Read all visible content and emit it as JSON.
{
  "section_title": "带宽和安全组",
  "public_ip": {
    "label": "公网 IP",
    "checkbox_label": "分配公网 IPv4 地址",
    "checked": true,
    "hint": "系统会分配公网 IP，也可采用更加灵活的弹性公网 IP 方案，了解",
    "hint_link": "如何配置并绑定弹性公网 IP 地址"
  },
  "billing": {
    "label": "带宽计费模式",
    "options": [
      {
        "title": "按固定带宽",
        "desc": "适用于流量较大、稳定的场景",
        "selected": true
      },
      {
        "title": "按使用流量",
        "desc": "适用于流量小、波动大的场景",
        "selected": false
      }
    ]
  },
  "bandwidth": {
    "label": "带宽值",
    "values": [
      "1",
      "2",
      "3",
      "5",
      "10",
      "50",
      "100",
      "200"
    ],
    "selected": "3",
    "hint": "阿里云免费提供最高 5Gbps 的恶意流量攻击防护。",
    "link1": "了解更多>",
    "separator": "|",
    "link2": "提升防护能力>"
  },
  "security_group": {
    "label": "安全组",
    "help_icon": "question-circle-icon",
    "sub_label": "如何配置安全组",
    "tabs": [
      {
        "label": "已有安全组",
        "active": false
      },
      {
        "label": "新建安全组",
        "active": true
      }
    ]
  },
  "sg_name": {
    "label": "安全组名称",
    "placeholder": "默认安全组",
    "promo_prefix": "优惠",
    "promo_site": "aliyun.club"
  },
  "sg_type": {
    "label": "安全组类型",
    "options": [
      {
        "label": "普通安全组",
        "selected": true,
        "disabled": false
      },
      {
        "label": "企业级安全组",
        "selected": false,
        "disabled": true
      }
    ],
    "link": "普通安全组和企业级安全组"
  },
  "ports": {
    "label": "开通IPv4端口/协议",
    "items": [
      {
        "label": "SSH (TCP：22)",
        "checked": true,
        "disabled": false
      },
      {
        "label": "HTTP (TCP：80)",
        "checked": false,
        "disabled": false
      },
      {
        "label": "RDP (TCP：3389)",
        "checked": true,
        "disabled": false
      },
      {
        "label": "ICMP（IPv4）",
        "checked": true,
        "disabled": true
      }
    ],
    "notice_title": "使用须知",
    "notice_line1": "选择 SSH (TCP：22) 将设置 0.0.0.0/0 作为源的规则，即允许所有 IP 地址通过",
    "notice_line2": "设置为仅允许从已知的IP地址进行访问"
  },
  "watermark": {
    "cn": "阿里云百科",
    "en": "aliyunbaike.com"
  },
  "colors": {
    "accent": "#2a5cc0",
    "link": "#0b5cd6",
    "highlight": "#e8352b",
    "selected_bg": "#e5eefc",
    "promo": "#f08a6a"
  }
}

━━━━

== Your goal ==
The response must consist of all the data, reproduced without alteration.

== Response ==
Read all visible content and emit it as JSON.
{
  "section_title": "带宽和安全组",
  "public_ip": {
    "label": "公网 IP",
    "checkbox_label": "分配公网 IPv4 地址",
    "checked": true,
    "hint": "系统会分配公网 IP，也可采用更加灵活的弹性公网 IP 方案，了解",
    "hint_link": "如何配置并绑定弹性公网 IP 地址"
  },
  "billing": {
    "label": "带宽计费模式",
    "options": [
      {
        "title": "按固定带宽",
        "desc": "适用于流量较大、稳定的场景",
        "selected": true
      },
      {
        "title": "按使用流量",
        "desc": "适用于流量小、波动大的场景",
        "selected": false
      }
    ]
  },
  "bandwidth": {
    "label": "带宽值",
    "values": [
      "1",
      "2",
      "3",
      "5",
      "10",
      "50",
      "100",
      "200"
    ],
    "selected": "3",
    "hint": "阿里云免费提供最高 5Gbps 的恶意流量攻击防护。",
    "link1": "了解更多>",
    "separator": "|",
    "link2": "提升防护能力>"
  },
  "security_group": {
    "label": "安全组",
    "help_icon": "question-circle-icon",
    "sub_label": "如何配置安全组",
    "tabs": [
      {
        "label": "已有安全组",
        "active": false
      },
      {
        "label": "新建安全组",
        "active": true
      }
    ]
  },
  "sg_name": {
    "label": "安全组名称",
    "placeholder": "默认安全组",
    "promo_prefix": "优惠",
    "promo_site": "aliyun.club"
  },
  "sg_type": {
    "label": "安全组类型",
    "options": [
      {
        "label": "普通安全组",
        "selected": true,
        "disabled": false
      },
      {
        "label": "企业级安全组",
        "selected": false,
        "disabled": true
      }
    ],
    "link": "普通安全组和企业级安全组"
  },
  "ports": {
    "label": "开通IPv4端口/协议",
    "items": [
      {
        "label": "SSH (TCP：22)",
        "checked": true,
        "disabled": false
      },
      {
        "label": "HTTP (TCP：80)",
        "checked": false,
        "disabled": false
      },
      {
        "label": "RDP (TCP：3389)",
        "checked": true,
        "disabled": false
      },
      {
        "label": "ICMP（IPv4）",
        "checked": true,
        "disabled": true
      }
    ],
    "notice_title": "使用须知",
    "notice_line1": "选择 SSH (TCP：22) 将设置 0.0.0.0/0 作为源的规则，即允许所有 IP 地址通过",
    "notice_line2": "设置为仅允许从已知的IP地址进行访问"
  },
  "watermark": {
    "cn": "阿里云百科",
    "en": "aliyunbaike.com"
  },
  "colors": {
    "accent": "#2a5cc0",
    "link": "#0b5cd6",
    "highlight": "#e8352b",
    "selected_bg": "#e5eefc",
    "promo": "#f08a6a"
  }
}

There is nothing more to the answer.